Records contained in a dataset:
---

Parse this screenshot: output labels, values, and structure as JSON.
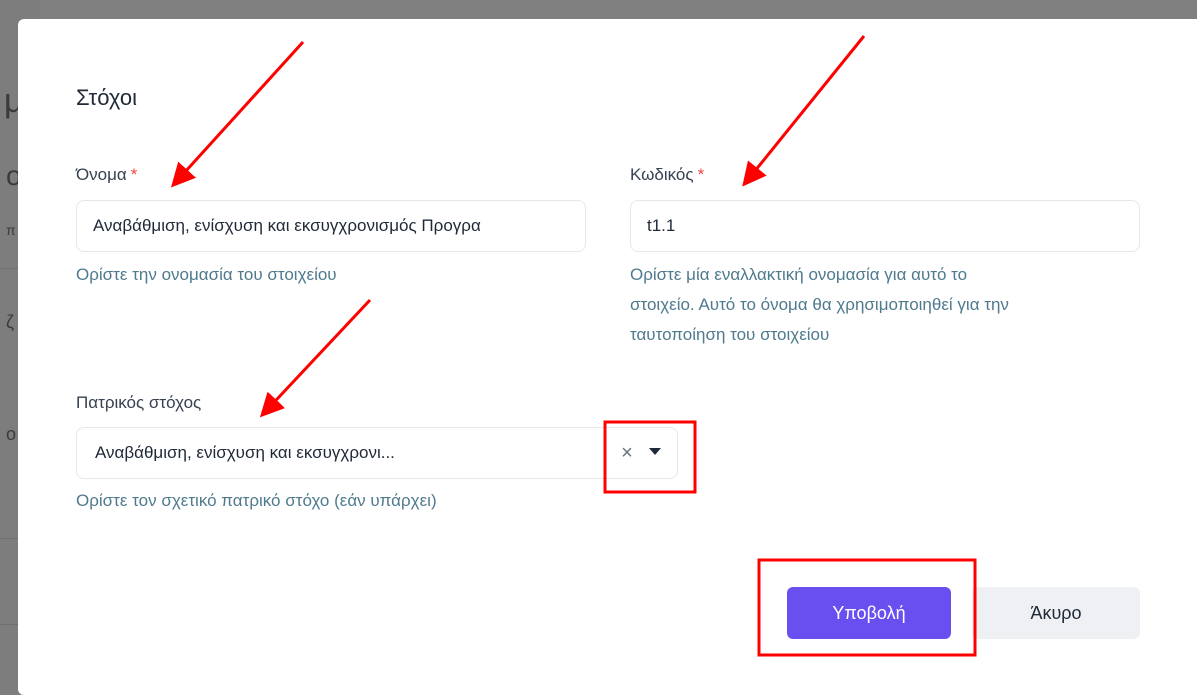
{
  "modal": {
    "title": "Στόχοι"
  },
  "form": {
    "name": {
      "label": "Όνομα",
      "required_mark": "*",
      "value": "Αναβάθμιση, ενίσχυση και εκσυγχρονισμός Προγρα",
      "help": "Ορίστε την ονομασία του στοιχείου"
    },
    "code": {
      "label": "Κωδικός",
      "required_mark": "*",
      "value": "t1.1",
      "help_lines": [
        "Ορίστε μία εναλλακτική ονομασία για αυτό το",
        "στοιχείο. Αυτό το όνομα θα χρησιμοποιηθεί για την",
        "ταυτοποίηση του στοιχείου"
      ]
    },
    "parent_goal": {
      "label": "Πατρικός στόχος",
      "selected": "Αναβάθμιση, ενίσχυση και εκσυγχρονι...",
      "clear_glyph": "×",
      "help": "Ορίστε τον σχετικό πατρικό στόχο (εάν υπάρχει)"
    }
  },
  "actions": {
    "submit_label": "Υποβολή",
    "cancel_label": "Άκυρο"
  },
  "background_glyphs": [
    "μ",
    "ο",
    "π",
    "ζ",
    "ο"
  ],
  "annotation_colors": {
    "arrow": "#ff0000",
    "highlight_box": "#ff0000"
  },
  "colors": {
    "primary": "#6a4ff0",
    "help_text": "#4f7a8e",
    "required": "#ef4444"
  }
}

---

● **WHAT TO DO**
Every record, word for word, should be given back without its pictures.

● **TASK OUTPUT**
Parse this screenshot: output labels, values, and structure as JSON.
{
  "modal": {
    "title": "Στόχοι"
  },
  "form": {
    "name": {
      "label": "Όνομα",
      "required_mark": "*",
      "value": "Αναβάθμιση, ενίσχυση και εκσυγχρονισμός Προγρα",
      "help": "Ορίστε την ονομασία του στοιχείου"
    },
    "code": {
      "label": "Κωδικός",
      "required_mark": "*",
      "value": "t1.1",
      "help_lines": [
        "Ορίστε μία εναλλακτική ονομασία για αυτό το",
        "στοιχείο. Αυτό το όνομα θα χρησιμοποιηθεί για την",
        "ταυτοποίηση του στοιχείου"
      ]
    },
    "parent_goal": {
      "label": "Πατρικός στόχος",
      "selected": "Αναβάθμιση, ενίσχυση και εκσυγχρονι...",
      "clear_glyph": "×",
      "help": "Ορίστε τον σχετικό πατρικό στόχο (εάν υπάρχει)"
    }
  },
  "actions": {
    "submit_label": "Υποβολή",
    "cancel_label": "Άκυρο"
  },
  "background_glyphs": [
    "μ",
    "ο",
    "π",
    "ζ",
    "ο"
  ],
  "annotation_colors": {
    "arrow": "#ff0000",
    "highlight_box": "#ff0000"
  },
  "colors": {
    "primary": "#6a4ff0",
    "help_text": "#4f7a8e",
    "required": "#ef4444"
  }
}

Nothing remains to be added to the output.